The river dolphins are the Amazon river’s ambassadors just like jaguars in the forests. They are very important in ecological, socio-economic, and cultural aspects for local communities in the Amazon basin. The Peruvian Amazon inhabits two species of river dolphins (Inia geoffrensis) and the gray dolphin (Sotalia fluviatilis). Both are top predators, and their presence is a good indicator of the river’s conservation status.
 
However, the Amazon region whose rivers the dolphins inhabit faces serious threats due to high-impact activities, such as mining and illegal logging, that destroy their habitats. But the dolphins faced their threats, such as bycatch or directed capture. Consequently, the populations of these species are frequently affected.
 
The researchers navigated from Pucallpa to the confluence with the Marañón and Amazon rivers for seven days. Fabiola La Rosa from WWF Peru pointed out that their objective was to identify and visually record the pink dolphin (Inia geoffrensis) and the gray dolphin (Sotalia fluviatilis):  "The collected data, will help us to estimate and determine their conservation status. Also, if the dolphins increase or decrease over time, and the factors that condition their well-being”.
 
In the 985 km of navigation, they got 352 observations of 541 dolphins registered: 219 pink (Inia geoffrensis) and 322 grays (Sotalia fluviatilis), they also identified 18 pups. Due to the long distances, they cover, they are species widely related to free-flowing rivers. "Knowing the state of the river dolphin populations allows us to have a better health and river functionality diagnosis. Also, allows us to know the activities and conditions that put at risk dolphins and the Amazon”, Fabiola pointed out.
 

Working together!

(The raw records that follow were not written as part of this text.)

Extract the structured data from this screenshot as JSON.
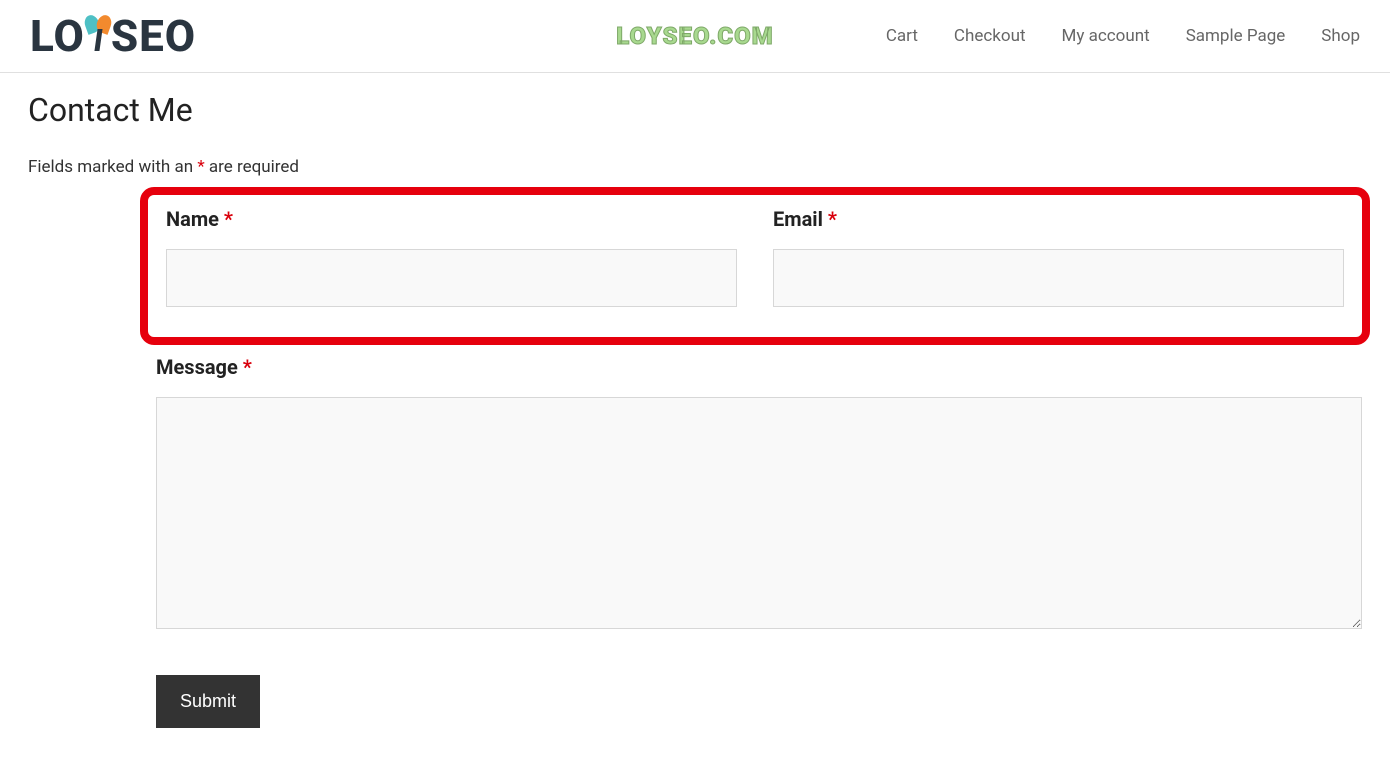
{
  "logo": {
    "part1": "LO",
    "part2": "SEO"
  },
  "watermark": "LOYSEO.COM",
  "nav": {
    "items": [
      {
        "label": "Cart"
      },
      {
        "label": "Checkout"
      },
      {
        "label": "My account"
      },
      {
        "label": "Sample Page"
      },
      {
        "label": "Shop"
      }
    ]
  },
  "page": {
    "title": "Contact Me",
    "required_note_prefix": "Fields marked with an ",
    "required_note_mark": "*",
    "required_note_suffix": " are required"
  },
  "form": {
    "name": {
      "label": "Name ",
      "req": "*",
      "value": ""
    },
    "email": {
      "label": "Email ",
      "req": "*",
      "value": ""
    },
    "message": {
      "label": "Message ",
      "req": "*",
      "value": ""
    },
    "submit_label": "Submit"
  }
}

This experience would not be possible without Solinia Association, CREA, IIAP organizations, and volunteers such as Juliane Hahne from Germany, and Nicolas Farroñay from Iquitos city, on board the expedition. Fabiola highlighted that their participation was great and help to extend this network of interested people in conservation.
 
Talking about the importance of river dolphins Cédric Gilleman, project coordinator of Solinia Association, commented: “River dolphins are part of our ancestral, cultural, and environmental heritage. Myths and legends are passed from generation to generation to keep their presence alive in Amazonian voices. Their protection is our duty as human beings, we share the same planet and the same environment. Together we love the river! Cedric said.
 
The collaboration between researchers allowed them to improve the work with these emblematic species. Freddy Arévalo, IIAP Researcher in Natural Protected Areas and Ecotourism, added: “We worked in a highly coordinated manner; both before, during, and after the expedition. I must say that more specialized studies and for future monitoring.
 
Carlos Perea, CREA's Co-Founder and Wildlife Coordinator, mentioned "Inter-institutional work is essential for this purpose and must be consolidated for future expeditions”.
 
Working together is a key action to contribute to the conservation of these species at a national and international level, South America river dolphin initiative lets us do it. We, want to develop priority actions linked to the present and future of these species. Together it is Possible!